First, Pescara is a very pleasant example of the quintessential provincial capital. Roam for an hour or two through its bustling streets lined with modern apartment buildings, affordable boutiques and well-stocked food stores, sit for a while with the locals at an outdoor cafe, stroll along the seaside Lungomare Matteotti at sunset and you will have a real sense of what it's like to live in a prosperous Italian backwater. Then, when the sun has set, enjoy reason number two: some of the best seafood cuisine in the entire country, available at almost any trattoria, no matter how unimposing. You'll find plenty of hotels in which to spend the night (see below).
The next morning, take SS5 to Chieti and visit the National Archeological Museum to see its excellent display of artifacts from the Romans and the ancient Abruzzo inhabitants who predated them. Also visit the 2nd-century Roman theatre in Via Zecca and the small Roman temple behind the main post office building.
From Chieti, take SS5 west about twelve miles to Torre de' Passeri, then follow the signs to nearby S. Clemente Abbey. Widely considered the most glorious example of Abruzzo-style romanesque architecture, this pink-and-white complex has delicate travertine columns, carvings and decorations that resemble the finest lace.
Monasteries and Convents in Abruzzo
Because it is hilly and remote, Abruzzo has always been favored by monks, hermits and saints, who built their sanctuaries in the most spectacular spots they could find. Many are still beautifully preserved, and some offer hospitality to guests.

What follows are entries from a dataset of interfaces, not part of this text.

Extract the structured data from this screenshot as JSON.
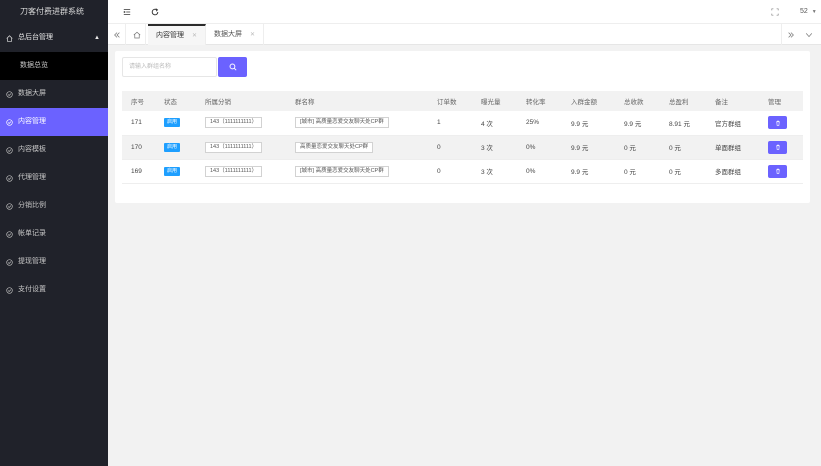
{
  "app": {
    "title": "刀客付费进群系统"
  },
  "sidebar": {
    "items": [
      {
        "label": "总后台管理",
        "icon": "home-icon",
        "expanded": true
      },
      {
        "label": "数据总览",
        "sub": true
      },
      {
        "label": "数据大屏",
        "icon": "circle-check-icon"
      },
      {
        "label": "内容管理",
        "icon": "circle-check-icon",
        "active": true
      },
      {
        "label": "内容模板",
        "icon": "circle-check-icon"
      },
      {
        "label": "代理管理",
        "icon": "circle-check-icon"
      },
      {
        "label": "分销比例",
        "icon": "circle-check-icon"
      },
      {
        "label": "帐单记录",
        "icon": "circle-check-icon"
      },
      {
        "label": "提现管理",
        "icon": "circle-check-icon"
      },
      {
        "label": "支付设置",
        "icon": "circle-check-icon"
      }
    ]
  },
  "header": {
    "menu_icon": "menu-fold-icon",
    "refresh_icon": "refresh-icon",
    "fullscreen_icon": "fullscreen-icon",
    "user_number": "52"
  },
  "tabs": {
    "items": [
      {
        "label": "内容管理",
        "active": true
      },
      {
        "label": "数据大屏",
        "active": false
      }
    ]
  },
  "search": {
    "placeholder": "请输入群组名称"
  },
  "table": {
    "headers": [
      "序号",
      "状态",
      "所属分销",
      "群名称",
      "订单数",
      "曝光量",
      "转化率",
      "入群金额",
      "总收款",
      "总盈利",
      "备注",
      "管理"
    ],
    "rows": [
      {
        "id": "171",
        "status": "启用",
        "distributor": "143（1111111111）",
        "name": "[城市] 高质量恋爱交友聊天处CP群",
        "orders": "1",
        "views": "4 次",
        "rate": "25%",
        "price": "9.9 元",
        "income": "9.9 元",
        "profit": "8.91 元",
        "note": "官方群组"
      },
      {
        "id": "170",
        "status": "启用",
        "distributor": "143（1111111111）",
        "name": "高质量恋爱交友聊天处CP群",
        "orders": "0",
        "views": "3 次",
        "rate": "0%",
        "price": "9.9 元",
        "income": "0 元",
        "profit": "0 元",
        "note": "单面群组"
      },
      {
        "id": "169",
        "status": "启用",
        "distributor": "143（1111111111）",
        "name": "[城市] 高质量恋爱交友聊天处CP群",
        "orders": "0",
        "views": "3 次",
        "rate": "0%",
        "price": "9.9 元",
        "income": "0 元",
        "profit": "0 元",
        "note": "多面群组"
      }
    ]
  },
  "colors": {
    "accent": "#6b62ff",
    "sidebar_bg": "#20222a",
    "badge": "#1e9fff"
  }
}
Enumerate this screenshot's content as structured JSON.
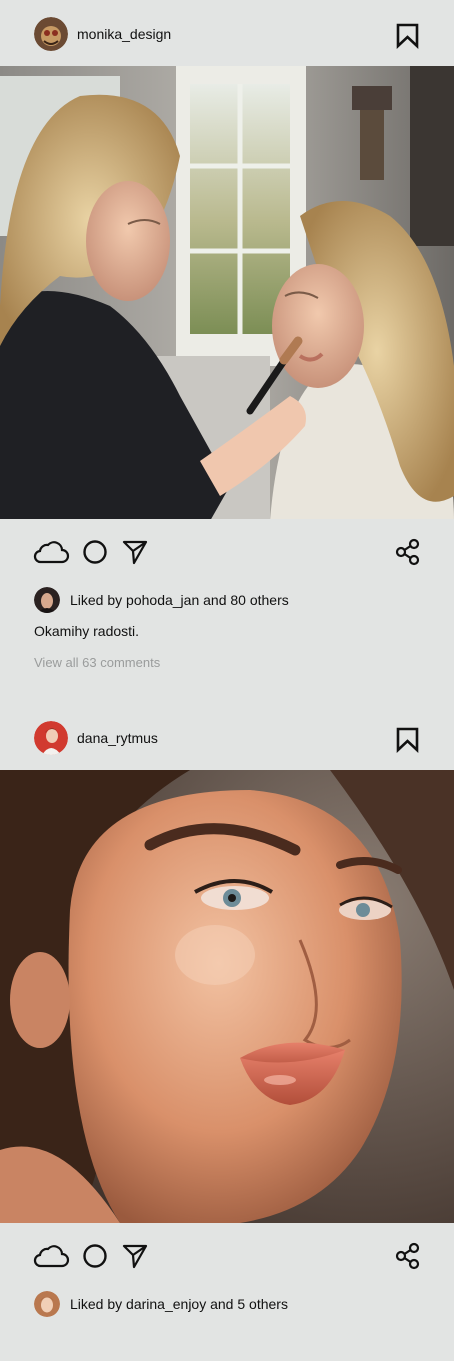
{
  "posts": [
    {
      "username": "monika_design",
      "liked_prefix": "Liked by",
      "liked_user": "pohoda_jan",
      "liked_suffix": "and 80 others",
      "caption": "Okamihy radosti.",
      "comments_link": "View all 63 comments"
    },
    {
      "username": "dana_rytmus",
      "liked_prefix": "Liked by",
      "liked_user": "darina_enjoy",
      "liked_suffix": "and 5 others"
    }
  ],
  "icons": {
    "like": "cloud-icon",
    "comment": "circle-icon",
    "send": "send-icon",
    "share": "share-icon",
    "save": "bookmark-icon"
  },
  "colors": {
    "background": "#e2e4e3",
    "text": "#111111",
    "muted": "#9a9c9c"
  }
}
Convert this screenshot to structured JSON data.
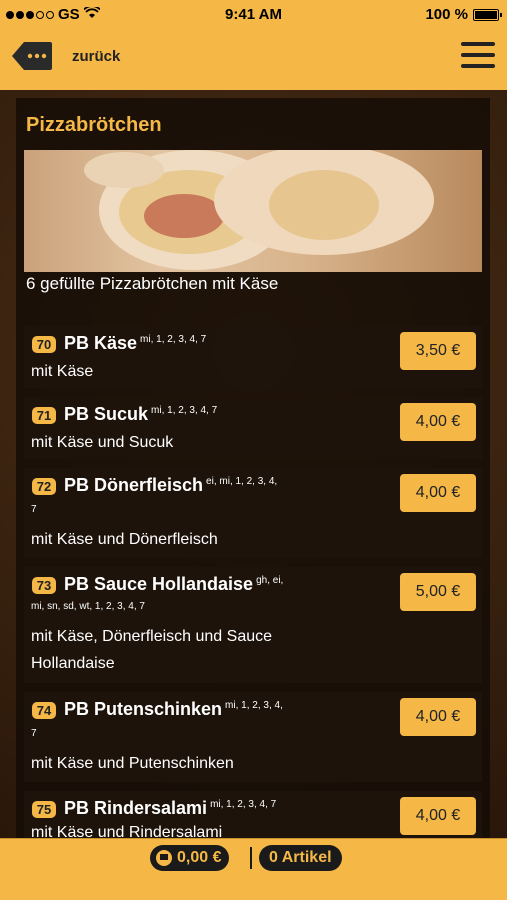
{
  "status_bar": {
    "carrier": "GS",
    "time": "9:41 AM",
    "battery": "100 %"
  },
  "nav": {
    "back_label": "zurück",
    "back_icon": "back-arrow-icon",
    "menu_icon": "hamburger-menu-icon"
  },
  "category": {
    "title": "Pizzabrötchen",
    "description": "6 gefüllte Pizzabrötchen mit Käse"
  },
  "items": [
    {
      "number": "70",
      "name": "PB Käse",
      "allergens": "mi, 1, 2, 3, 4, 7",
      "allergens_cont": "",
      "description": "mit Käse",
      "price": "3,50 €"
    },
    {
      "number": "71",
      "name": "PB Sucuk",
      "allergens": "mi, 1, 2, 3, 4, 7",
      "allergens_cont": "",
      "description": "mit Käse und Sucuk",
      "price": "4,00 €"
    },
    {
      "number": "72",
      "name": "PB Dönerfleisch",
      "allergens": "ei, mi, 1, 2, 3, 4,",
      "allergens_cont": "7",
      "description": "mit Käse und Dönerfleisch",
      "price": "4,00 €"
    },
    {
      "number": "73",
      "name": "PB Sauce Hollandaise",
      "allergens": "gh, ei,",
      "allergens_cont": "mi, sn, sd, wt, 1, 2, 3, 4, 7",
      "description": "mit Käse, Dönerfleisch und Sauce Hollandaise",
      "price": "5,00 €"
    },
    {
      "number": "74",
      "name": "PB Putenschinken",
      "allergens": "mi, 1, 2, 3, 4,",
      "allergens_cont": "7",
      "description": "mit Käse und Putenschinken",
      "price": "4,00 €"
    },
    {
      "number": "75",
      "name": "PB Rindersalami",
      "allergens": "mi, 1, 2, 3, 4, 7",
      "allergens_cont": "",
      "description": "mit Käse und Rindersalami",
      "price": "4,00 €"
    }
  ],
  "footer": {
    "cart_total": "0,00 €",
    "item_count": "0 Artikel",
    "cart_icon": "cart-icon"
  },
  "colors": {
    "accent": "#f5b847",
    "dark": "#1a1a1a",
    "panel": "#140c06"
  }
}
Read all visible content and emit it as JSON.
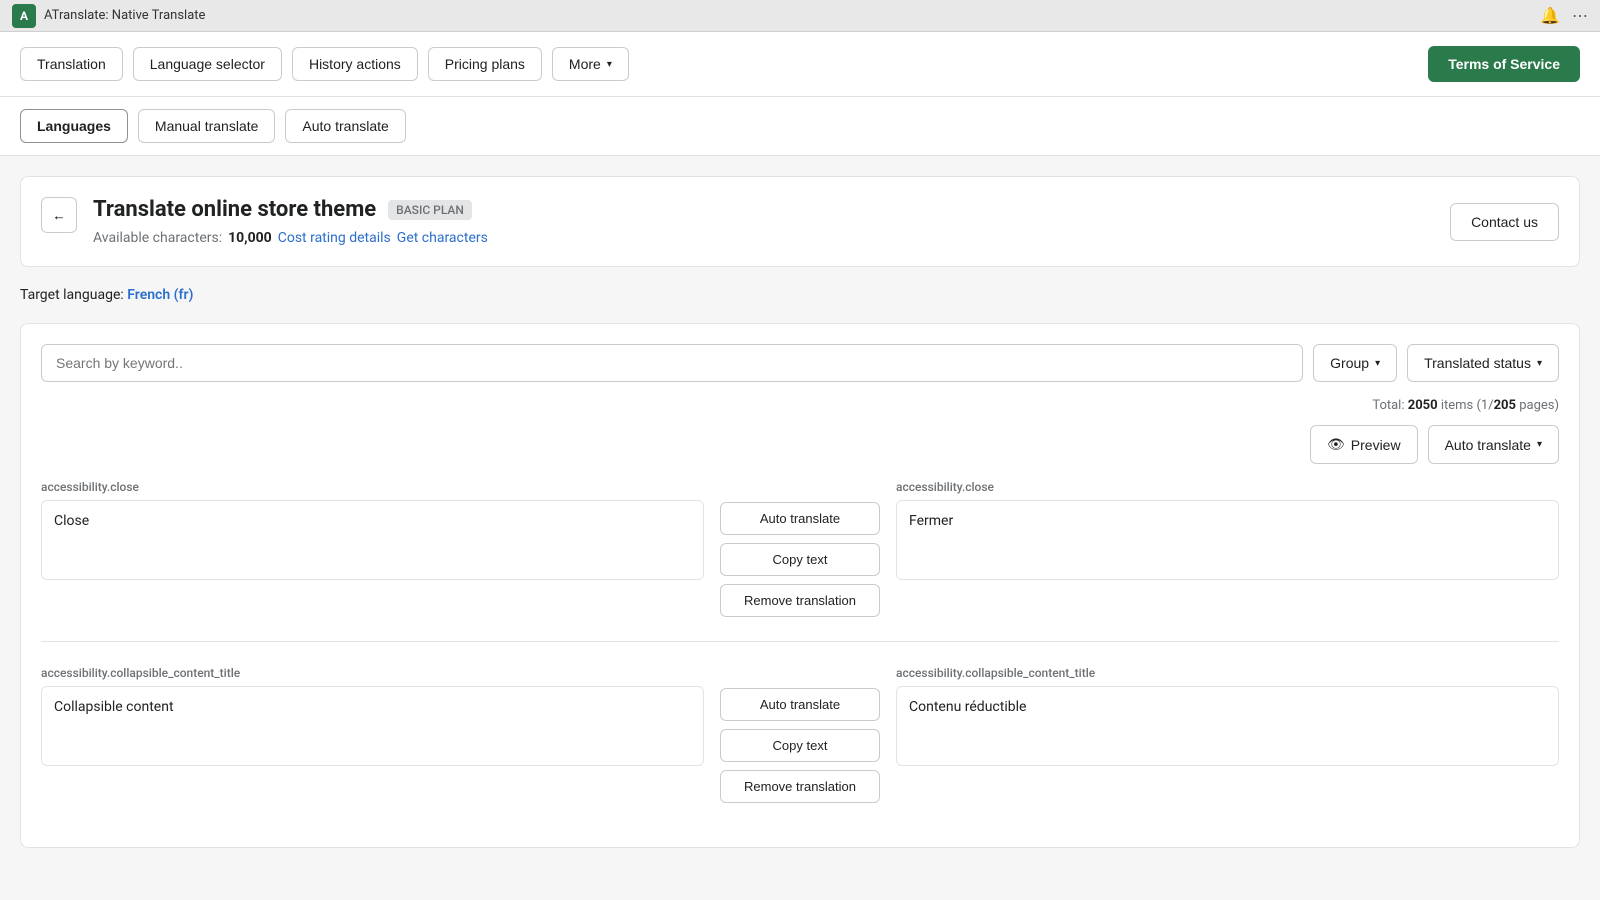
{
  "browser": {
    "title": "ATranslate: Native Translate",
    "logo_letter": "A",
    "bell_icon": "🔔",
    "menu_icon": "⋯"
  },
  "top_nav": {
    "items": [
      {
        "id": "translation",
        "label": "Translation",
        "active": false
      },
      {
        "id": "language-selector",
        "label": "Language selector",
        "active": false
      },
      {
        "id": "history-actions",
        "label": "History actions",
        "active": false
      },
      {
        "id": "pricing-plans",
        "label": "Pricing plans",
        "active": false
      },
      {
        "id": "more",
        "label": "More",
        "active": false,
        "has_chevron": true
      }
    ],
    "cta_label": "Terms of Service"
  },
  "sub_nav": {
    "items": [
      {
        "id": "languages",
        "label": "Languages",
        "active": true
      },
      {
        "id": "manual-translate",
        "label": "Manual translate",
        "active": false
      },
      {
        "id": "auto-translate",
        "label": "Auto translate",
        "active": false
      }
    ]
  },
  "page_header": {
    "back_icon": "←",
    "title": "Translate online store theme",
    "badge": "BASIC PLAN",
    "chars_label": "Available characters:",
    "chars_value": "10,000",
    "cost_rating_link": "Cost rating details",
    "get_chars_link": "Get characters",
    "contact_label": "Contact us"
  },
  "target_language": {
    "label": "Target language:",
    "value": "French (fr)"
  },
  "filter_bar": {
    "search_placeholder": "Search by keyword..",
    "group_label": "Group",
    "translated_status_label": "Translated status"
  },
  "stats": {
    "total_label": "Total:",
    "total_count": "2050",
    "pages_text": "items (1/205 pages)"
  },
  "actions": {
    "preview_label": "Preview",
    "preview_icon": "👁",
    "auto_translate_label": "Auto translate",
    "chevron": "▾"
  },
  "translation_rows": [
    {
      "source_key": "accessibility.close",
      "source_text": "Close",
      "actions": {
        "auto_translate": "Auto translate",
        "copy_text": "Copy text",
        "remove_translation": "Remove translation"
      },
      "target_key": "accessibility.close",
      "target_text": "Fermer"
    },
    {
      "source_key": "accessibility.collapsible_content_title",
      "source_text": "Collapsible content",
      "actions": {
        "auto_translate": "Auto translate",
        "copy_text": "Copy text",
        "remove_translation": "Remove translation"
      },
      "target_key": "accessibility.collapsible_content_title",
      "target_text": "Contenu réductible"
    }
  ],
  "colors": {
    "brand_green": "#2a7a4b",
    "link_blue": "#2c6ecb",
    "badge_bg": "#e4e5e7",
    "badge_text": "#6d7175"
  }
}
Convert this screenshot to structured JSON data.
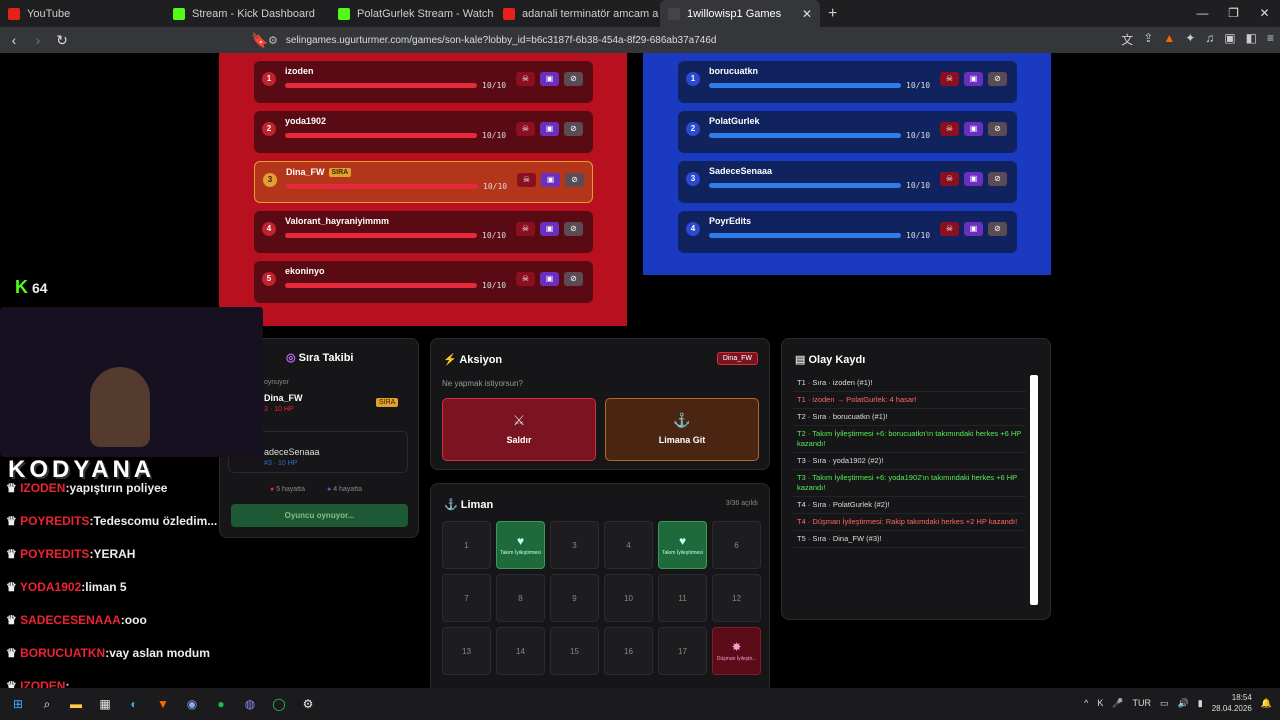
{
  "tabs": [
    {
      "label": "YouTube",
      "color": "#e62117"
    },
    {
      "label": "Stream - Kick Dashboard",
      "color": "#53fc18"
    },
    {
      "label": "PolatGurlek Stream - Watch Live on K",
      "color": "#53fc18"
    },
    {
      "label": "adanali terminatör amcam a donduı",
      "color": "#e62117"
    },
    {
      "label": "1willowisp1 Games",
      "color": "#222"
    }
  ],
  "url": "selingames.ugurturmer.com/games/son-kale?lobby_id=b6c3187f-6b38-454a-8f29-686ab37a746d",
  "red_team": [
    {
      "rank": "1",
      "name": "izoden",
      "hp": "10/10",
      "hp_fraction": 1.0
    },
    {
      "rank": "2",
      "name": "yoda1902",
      "hp": "10/10",
      "hp_fraction": 1.0
    },
    {
      "rank": "3",
      "name": "Dina_FW",
      "hp": "10/10",
      "hp_fraction": 1.0,
      "badge": "SIRA"
    },
    {
      "rank": "4",
      "name": "Valorant_hayraniyimmm",
      "hp": "10/10",
      "hp_fraction": 1.0
    },
    {
      "rank": "5",
      "name": "ekoninyo",
      "hp": "10/10",
      "hp_fraction": 1.0
    }
  ],
  "blue_team": [
    {
      "rank": "1",
      "name": "borucuatkn",
      "hp": "10/10",
      "hp_fraction": 1.0
    },
    {
      "rank": "2",
      "name": "PolatGurlek",
      "hp": "10/10",
      "hp_fraction": 1.0
    },
    {
      "rank": "3",
      "name": "SadeceSenaaa",
      "hp": "10/10",
      "hp_fraction": 1.0
    },
    {
      "rank": "4",
      "name": "PoyrEdits",
      "hp": "10/10",
      "hp_fraction": 1.0
    }
  ],
  "sira_takibi": {
    "title": "Sıra Takibi",
    "label_now": "oynuyor",
    "current": "Dina_FW",
    "current_hp": "3 · 10 HP",
    "current_badge": "SIRA",
    "next": "adeceSenaaa",
    "next_hp": "#3 · 10 HP",
    "red_alive": "5 hayatta",
    "blue_alive": "4 hayatta",
    "status_btn": "Oyuncu oynuyor..."
  },
  "aksiyon": {
    "title": "Aksiyon",
    "player": "Dina_FW",
    "prompt": "Ne yapmak istiyorsun?",
    "attack_label": "Saldır",
    "port_label": "Limana Git"
  },
  "liman": {
    "title": "Liman",
    "count": "3/36 açıldı",
    "cells": [
      {
        "n": "1"
      },
      {
        "n": "",
        "type": "heal",
        "text": "Takım İyileştirmesi"
      },
      {
        "n": "3"
      },
      {
        "n": "4"
      },
      {
        "n": "",
        "type": "heal",
        "text": "Takım İyileştirmesi"
      },
      {
        "n": "6"
      },
      {
        "n": "7"
      },
      {
        "n": "8"
      },
      {
        "n": "9"
      },
      {
        "n": "10"
      },
      {
        "n": "11"
      },
      {
        "n": "12"
      },
      {
        "n": "13"
      },
      {
        "n": "14"
      },
      {
        "n": "15"
      },
      {
        "n": "16"
      },
      {
        "n": "17"
      },
      {
        "n": "",
        "type": "dmg",
        "text": "Düşman İyileştir..."
      }
    ]
  },
  "olay": {
    "title": "Olay Kaydı",
    "entries": [
      {
        "text": "T1 · Sıra · izoden (#1)!",
        "color": "#ddd"
      },
      {
        "text": "T1 · izoden → PolatGurlek: 4 hasar!",
        "color": "#f66"
      },
      {
        "text": "T2 · Sıra · borucuatkn (#1)!",
        "color": "#ddd"
      },
      {
        "text": "T2 · Takım İyileştirmesi +6: borucuatkn'ın takımındaki herkes +6 HP kazandı!",
        "color": "#5e5"
      },
      {
        "text": "T3 · Sıra · yoda1902 (#2)!",
        "color": "#ddd"
      },
      {
        "text": "T3 · Takım İyileştirmesi +6: yoda1902'ın takımındaki herkes +6 HP kazandı!",
        "color": "#5e5"
      },
      {
        "text": "T4 · Sıra · PolatGurlek (#2)!",
        "color": "#ddd"
      },
      {
        "text": "T4 · Düşman İyileştirmesi: Rakip takımdaki herkes +2 HP kazandı!",
        "color": "#f66"
      },
      {
        "text": "T5 · Sıra · Dina_FW (#3)!",
        "color": "#ddd"
      }
    ]
  },
  "stream_overlay": {
    "kick_count": "64",
    "streamer_name": "KODYANA",
    "chat": [
      {
        "user": "IZODEN",
        "msg": "yapıştırın poliyee",
        "color": "#e23"
      },
      {
        "user": "POYREDITS",
        "msg": "Tedescomu özledim...",
        "color": "#e23"
      },
      {
        "user": "POYREDITS",
        "msg": "YERAH",
        "color": "#e23"
      },
      {
        "user": "YODA1902",
        "msg": "liman 5",
        "color": "#e23"
      },
      {
        "user": "SADECESENAAA",
        "msg": "ooo",
        "color": "#e23"
      },
      {
        "user": "BORUCUATKN",
        "msg": "vay aslan modum",
        "color": "#e23"
      },
      {
        "user": "IZODEN",
        "msg": "",
        "color": "#e23"
      }
    ]
  },
  "taskbar": {
    "lang": "TUR",
    "time": "18:54",
    "date": "28.04.2026"
  }
}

When he wasn't off converting thousands and spurring on soldiers all over Europe, St. John of Capestrano lived in the Convent of San Giuliano, which overlooks the city of L'Aquila. Today it is home to only seven friars, who run a small natural history museum, a library with hundreds of ancient manuscripts, volumes and illuminated works, and the Baroque church, with its vast 18th-century fresco of the Three Kings. There's also a lovely 15th-century cloister.
It's not an easy drive to Fossa, but the Convent of Sant'Angelo d'Ocre is worth the effort. Founded by Benedictine monks in 1242, it has a lovely romanesque cloister and an interesting refectory, both bearing frescoes by local artists. Set on a silent, panoramic hillside, it makes a perfect place for a short retreat.
Near Chieti, the abbey of San Giovanni in Venere is perched like a hillside balcony overlooking the sea. This very ancient Benedictine retreat has a richly decorated façade and a lovely cloister with slender sculpted marble columns. The medieval church, with three soaring naves separated by graceful arches, was frescoed in the 12th century by a local artist.
In the same area, both the Santuario del Volto Santo and the Convento dell'Osservanza offer hospitality to guests. Neither is an artistic treasure of the level of San Giovanni in Venere, but the Convento dell'Osservanza has a beautiful setting in a thick hillside forest.
In Teramo province, the Convento di Santa Maria in Colleromano is also in an idyllic spot, on a slope overlooking the beautiful hill town of Penne. In the early 1300s, this was an important Benedictine abbey, and you can visit its Gothic church, which harbors several lovely 15th-century frescoes and paintings and a Baroque altar. There's also a medieval cloister and an excellent library.